Although the study demonstrates promising results about a change in attitudes toward the abandonment of the practice among Somali immigrants in Oslo, intervention measures targeting the 30% of the people who are still sympathetic to the continuation of the practice are required. Accordingly, since religion was a significant factor behind the positive attitude towards the practice, religious intervention should be prioritized.

Men are more likely to have a positive attitude towards the practice than women; hence, awareness campaigns should equally target men, as it is widely known that without men’s involvement in eradication programs, the efforts towards the abolishment of the practice may have little chance of success. In addition, people with a positive attitude towards the practice are more likely to be people who have resided in Norway for a few years. Awareness programs in the early phase of immigrants’ arrival could help improve their attitude towards the practice in subsequent years.

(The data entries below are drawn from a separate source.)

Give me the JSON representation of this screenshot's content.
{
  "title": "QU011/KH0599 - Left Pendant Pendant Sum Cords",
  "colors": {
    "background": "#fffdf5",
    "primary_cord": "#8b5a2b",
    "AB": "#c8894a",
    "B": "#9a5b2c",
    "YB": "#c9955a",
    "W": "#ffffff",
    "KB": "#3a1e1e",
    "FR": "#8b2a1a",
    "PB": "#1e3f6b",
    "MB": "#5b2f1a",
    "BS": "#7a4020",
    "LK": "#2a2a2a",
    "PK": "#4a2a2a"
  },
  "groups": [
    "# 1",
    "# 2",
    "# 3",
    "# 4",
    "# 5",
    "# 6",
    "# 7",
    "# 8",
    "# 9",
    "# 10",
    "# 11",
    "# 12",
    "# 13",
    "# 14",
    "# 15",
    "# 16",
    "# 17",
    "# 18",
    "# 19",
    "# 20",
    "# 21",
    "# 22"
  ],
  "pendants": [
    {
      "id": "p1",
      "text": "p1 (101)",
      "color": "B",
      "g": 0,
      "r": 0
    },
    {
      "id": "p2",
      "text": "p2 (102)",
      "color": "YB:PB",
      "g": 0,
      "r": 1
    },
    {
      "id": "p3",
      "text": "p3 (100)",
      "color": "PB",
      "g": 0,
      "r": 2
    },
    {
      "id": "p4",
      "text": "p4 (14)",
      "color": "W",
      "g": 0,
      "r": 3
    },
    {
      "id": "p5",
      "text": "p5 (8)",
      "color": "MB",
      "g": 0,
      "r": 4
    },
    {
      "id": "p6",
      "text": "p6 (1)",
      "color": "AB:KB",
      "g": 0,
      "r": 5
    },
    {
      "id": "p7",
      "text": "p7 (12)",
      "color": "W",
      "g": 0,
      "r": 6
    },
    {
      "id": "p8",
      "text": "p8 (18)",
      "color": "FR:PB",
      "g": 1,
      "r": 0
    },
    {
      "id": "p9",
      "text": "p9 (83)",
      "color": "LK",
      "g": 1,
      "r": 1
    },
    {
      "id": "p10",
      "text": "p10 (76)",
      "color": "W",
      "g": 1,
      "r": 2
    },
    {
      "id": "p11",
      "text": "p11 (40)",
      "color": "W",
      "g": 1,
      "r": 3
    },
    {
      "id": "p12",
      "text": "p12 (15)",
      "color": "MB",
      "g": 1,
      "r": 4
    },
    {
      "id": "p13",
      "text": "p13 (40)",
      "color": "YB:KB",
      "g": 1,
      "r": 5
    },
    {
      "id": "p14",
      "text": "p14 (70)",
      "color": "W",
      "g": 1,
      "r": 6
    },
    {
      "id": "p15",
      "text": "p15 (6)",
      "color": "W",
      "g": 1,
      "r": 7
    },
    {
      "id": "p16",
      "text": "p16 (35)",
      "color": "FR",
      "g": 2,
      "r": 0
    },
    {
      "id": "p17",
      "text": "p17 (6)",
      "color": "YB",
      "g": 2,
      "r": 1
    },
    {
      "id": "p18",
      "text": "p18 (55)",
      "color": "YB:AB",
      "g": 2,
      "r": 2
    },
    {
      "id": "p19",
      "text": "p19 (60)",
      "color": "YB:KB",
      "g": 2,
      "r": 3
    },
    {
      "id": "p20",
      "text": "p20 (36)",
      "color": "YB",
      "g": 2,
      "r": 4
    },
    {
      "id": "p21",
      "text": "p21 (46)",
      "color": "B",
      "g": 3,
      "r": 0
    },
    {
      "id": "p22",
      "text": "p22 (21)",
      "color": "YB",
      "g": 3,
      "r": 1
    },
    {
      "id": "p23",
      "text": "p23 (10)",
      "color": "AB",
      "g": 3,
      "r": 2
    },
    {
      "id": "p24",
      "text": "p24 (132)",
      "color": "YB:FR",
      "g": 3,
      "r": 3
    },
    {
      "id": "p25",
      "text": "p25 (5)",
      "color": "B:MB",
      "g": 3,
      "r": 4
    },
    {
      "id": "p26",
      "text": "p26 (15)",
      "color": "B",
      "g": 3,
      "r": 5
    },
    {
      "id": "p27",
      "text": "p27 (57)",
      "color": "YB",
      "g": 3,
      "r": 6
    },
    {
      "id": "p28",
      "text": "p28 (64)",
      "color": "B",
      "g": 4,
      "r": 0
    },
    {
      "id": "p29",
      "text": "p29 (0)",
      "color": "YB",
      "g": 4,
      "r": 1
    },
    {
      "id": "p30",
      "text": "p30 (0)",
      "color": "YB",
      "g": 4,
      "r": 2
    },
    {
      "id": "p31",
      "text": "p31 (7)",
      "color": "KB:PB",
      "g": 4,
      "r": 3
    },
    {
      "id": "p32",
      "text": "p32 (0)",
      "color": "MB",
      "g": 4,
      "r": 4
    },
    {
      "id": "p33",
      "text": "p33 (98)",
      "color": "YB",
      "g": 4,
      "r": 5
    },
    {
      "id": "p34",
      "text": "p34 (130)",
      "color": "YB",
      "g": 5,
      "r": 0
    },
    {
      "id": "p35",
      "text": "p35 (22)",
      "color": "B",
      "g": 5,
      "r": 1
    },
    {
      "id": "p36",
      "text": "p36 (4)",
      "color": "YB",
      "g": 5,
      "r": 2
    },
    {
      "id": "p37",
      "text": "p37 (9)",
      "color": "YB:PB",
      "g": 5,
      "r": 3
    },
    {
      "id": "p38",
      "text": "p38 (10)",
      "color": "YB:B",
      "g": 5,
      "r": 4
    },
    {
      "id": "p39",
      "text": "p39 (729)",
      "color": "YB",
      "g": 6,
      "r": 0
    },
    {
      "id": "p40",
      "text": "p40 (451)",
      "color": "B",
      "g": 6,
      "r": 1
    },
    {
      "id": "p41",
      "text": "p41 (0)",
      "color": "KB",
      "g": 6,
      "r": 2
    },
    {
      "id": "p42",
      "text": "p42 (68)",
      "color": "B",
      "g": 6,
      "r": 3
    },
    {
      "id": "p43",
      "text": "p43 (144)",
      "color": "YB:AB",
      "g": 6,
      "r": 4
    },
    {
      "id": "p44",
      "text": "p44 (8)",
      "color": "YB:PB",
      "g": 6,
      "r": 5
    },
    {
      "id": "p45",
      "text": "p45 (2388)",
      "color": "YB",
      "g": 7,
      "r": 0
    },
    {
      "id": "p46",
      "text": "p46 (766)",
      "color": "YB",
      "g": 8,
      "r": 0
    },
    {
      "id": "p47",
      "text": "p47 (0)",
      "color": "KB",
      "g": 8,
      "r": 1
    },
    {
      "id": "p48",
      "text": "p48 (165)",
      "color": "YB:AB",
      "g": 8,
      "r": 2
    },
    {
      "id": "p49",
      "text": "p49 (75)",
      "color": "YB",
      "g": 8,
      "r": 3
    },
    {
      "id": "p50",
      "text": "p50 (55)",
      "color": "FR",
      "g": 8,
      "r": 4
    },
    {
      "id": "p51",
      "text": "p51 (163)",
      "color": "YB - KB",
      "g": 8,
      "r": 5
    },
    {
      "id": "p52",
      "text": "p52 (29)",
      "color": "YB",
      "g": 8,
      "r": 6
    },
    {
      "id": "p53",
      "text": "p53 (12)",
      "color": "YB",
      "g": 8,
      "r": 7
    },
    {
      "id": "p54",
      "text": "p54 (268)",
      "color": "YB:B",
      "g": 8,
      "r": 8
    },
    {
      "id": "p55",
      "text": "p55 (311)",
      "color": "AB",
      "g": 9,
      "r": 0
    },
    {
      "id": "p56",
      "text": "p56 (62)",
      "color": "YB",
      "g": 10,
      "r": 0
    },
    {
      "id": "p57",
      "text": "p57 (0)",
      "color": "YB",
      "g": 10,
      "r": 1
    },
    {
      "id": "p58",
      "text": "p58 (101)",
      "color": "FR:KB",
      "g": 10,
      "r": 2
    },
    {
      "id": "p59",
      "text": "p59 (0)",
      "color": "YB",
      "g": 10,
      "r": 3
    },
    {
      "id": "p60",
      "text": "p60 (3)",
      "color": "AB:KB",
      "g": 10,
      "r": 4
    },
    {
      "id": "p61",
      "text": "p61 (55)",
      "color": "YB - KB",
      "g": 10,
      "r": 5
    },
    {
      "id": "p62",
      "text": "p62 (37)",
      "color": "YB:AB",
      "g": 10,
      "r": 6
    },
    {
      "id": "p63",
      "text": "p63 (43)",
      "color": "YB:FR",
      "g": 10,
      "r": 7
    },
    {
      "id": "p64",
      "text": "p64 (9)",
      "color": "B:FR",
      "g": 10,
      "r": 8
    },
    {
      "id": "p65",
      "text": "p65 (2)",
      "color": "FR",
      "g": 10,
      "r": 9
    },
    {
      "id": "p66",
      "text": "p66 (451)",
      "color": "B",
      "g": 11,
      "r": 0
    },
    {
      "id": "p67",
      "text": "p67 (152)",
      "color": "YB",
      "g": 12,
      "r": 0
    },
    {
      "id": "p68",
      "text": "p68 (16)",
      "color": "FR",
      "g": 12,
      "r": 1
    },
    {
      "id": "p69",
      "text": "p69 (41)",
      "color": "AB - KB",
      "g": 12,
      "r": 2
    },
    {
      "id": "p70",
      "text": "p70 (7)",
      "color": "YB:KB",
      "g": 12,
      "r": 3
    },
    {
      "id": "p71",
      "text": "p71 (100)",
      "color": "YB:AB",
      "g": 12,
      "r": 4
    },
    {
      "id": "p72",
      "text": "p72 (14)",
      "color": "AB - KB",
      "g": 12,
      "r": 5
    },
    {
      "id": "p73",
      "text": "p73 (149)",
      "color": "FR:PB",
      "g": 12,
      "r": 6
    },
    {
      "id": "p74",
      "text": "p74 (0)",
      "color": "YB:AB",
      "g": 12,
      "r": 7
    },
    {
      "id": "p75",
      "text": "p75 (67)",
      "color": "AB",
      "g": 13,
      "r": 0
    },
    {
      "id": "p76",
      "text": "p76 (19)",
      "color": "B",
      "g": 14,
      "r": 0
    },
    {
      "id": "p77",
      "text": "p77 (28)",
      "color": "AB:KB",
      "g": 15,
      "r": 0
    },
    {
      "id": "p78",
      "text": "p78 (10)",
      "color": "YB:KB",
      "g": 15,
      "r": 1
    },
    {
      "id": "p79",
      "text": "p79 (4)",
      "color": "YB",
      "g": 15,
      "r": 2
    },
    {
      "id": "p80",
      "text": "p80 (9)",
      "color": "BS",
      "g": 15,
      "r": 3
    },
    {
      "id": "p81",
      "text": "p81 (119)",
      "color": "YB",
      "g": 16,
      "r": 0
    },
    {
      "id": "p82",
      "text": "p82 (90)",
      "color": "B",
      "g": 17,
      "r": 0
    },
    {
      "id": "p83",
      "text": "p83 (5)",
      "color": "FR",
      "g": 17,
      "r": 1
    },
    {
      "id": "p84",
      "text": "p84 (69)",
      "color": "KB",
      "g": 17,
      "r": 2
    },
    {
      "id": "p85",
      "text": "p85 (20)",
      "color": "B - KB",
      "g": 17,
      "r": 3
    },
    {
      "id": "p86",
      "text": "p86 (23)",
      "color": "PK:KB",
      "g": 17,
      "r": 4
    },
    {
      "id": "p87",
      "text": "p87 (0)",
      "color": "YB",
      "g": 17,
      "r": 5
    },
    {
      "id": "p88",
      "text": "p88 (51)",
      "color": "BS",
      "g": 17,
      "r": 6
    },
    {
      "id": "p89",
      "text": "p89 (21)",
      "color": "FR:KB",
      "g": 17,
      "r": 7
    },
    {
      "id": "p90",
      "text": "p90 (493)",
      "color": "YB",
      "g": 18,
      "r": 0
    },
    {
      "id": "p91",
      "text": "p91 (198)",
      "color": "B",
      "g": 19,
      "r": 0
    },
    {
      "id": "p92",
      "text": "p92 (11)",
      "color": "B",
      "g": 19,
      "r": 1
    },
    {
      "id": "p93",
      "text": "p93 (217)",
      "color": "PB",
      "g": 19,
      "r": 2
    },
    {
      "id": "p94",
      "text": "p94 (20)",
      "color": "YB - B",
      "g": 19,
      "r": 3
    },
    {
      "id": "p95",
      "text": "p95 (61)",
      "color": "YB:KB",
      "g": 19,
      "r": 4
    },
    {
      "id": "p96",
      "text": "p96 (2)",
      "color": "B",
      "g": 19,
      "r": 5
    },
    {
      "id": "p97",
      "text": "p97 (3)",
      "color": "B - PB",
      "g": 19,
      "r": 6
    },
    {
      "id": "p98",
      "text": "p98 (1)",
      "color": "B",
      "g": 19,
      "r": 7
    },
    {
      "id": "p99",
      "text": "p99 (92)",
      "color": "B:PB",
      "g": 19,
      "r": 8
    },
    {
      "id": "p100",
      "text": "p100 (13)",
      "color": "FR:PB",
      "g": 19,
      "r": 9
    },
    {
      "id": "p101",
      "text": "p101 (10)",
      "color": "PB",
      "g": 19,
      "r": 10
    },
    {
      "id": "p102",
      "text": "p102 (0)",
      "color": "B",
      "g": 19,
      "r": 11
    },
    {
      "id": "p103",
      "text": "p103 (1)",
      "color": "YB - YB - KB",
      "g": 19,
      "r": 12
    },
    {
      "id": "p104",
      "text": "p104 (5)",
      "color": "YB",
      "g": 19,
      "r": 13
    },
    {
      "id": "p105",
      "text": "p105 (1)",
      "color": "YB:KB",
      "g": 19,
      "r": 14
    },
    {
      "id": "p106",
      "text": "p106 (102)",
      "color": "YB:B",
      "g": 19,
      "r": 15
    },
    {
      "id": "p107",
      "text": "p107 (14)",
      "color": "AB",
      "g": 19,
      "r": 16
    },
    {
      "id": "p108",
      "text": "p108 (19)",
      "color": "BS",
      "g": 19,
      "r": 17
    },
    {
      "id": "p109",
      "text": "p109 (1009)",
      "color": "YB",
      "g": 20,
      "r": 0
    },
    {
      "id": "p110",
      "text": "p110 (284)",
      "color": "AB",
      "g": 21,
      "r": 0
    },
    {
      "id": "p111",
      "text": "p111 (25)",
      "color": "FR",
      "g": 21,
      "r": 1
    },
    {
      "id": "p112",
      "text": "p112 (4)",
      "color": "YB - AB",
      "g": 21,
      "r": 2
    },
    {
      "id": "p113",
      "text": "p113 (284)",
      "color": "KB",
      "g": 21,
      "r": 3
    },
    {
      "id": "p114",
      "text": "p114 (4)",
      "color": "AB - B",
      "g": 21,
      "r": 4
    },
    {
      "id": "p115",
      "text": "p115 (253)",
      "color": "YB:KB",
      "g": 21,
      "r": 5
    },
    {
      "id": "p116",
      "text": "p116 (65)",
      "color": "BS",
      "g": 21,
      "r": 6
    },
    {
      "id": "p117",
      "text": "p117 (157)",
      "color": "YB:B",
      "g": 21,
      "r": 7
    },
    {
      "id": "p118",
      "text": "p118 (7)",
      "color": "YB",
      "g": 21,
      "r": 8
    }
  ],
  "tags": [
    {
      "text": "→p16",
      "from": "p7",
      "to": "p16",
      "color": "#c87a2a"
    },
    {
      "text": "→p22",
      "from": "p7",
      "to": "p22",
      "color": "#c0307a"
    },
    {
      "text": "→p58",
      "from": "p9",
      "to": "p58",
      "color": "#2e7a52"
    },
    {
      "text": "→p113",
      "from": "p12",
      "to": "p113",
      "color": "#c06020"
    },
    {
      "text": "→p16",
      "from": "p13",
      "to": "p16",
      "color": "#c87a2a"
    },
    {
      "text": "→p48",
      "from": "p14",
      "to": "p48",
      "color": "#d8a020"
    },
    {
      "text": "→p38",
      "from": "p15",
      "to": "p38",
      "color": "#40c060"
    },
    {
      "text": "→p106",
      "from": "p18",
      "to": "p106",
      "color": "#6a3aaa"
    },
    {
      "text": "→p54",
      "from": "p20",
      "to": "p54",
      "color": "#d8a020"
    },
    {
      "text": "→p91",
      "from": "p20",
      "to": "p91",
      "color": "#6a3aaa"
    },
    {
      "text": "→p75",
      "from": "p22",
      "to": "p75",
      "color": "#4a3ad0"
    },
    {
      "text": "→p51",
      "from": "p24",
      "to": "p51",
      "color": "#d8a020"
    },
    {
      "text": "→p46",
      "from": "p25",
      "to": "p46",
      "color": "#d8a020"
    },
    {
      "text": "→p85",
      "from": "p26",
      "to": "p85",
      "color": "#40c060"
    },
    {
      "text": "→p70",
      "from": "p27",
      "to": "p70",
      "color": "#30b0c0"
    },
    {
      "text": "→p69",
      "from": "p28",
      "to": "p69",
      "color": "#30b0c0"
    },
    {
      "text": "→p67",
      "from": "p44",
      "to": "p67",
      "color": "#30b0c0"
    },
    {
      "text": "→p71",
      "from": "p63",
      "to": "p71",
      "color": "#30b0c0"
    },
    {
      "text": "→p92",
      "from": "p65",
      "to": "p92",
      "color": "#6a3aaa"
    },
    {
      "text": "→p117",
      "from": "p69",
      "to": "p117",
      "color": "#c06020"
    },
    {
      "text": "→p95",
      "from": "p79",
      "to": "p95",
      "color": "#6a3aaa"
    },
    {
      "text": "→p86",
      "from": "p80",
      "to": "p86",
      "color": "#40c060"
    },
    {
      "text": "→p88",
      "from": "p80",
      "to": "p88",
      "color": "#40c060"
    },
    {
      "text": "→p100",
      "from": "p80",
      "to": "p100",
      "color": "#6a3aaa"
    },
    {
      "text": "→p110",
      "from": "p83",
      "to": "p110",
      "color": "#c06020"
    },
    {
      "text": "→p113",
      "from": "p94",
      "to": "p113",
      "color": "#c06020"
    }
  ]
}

Community efforts have a paramount importance in the ultimate eradication of FC. Therefore, communities should be empowered in such a way that helps them to take responsibility for their own matters, including the eradication of FC and other practices that are harmful to community health. Accordingly, people who have changed their behavior and left their girls uncut should be equipped with more knowledge and be morally supported so that they recruit other people, including their neighbors in Oslo, as well as their family members and networks in Somalia, to help abandon this practice.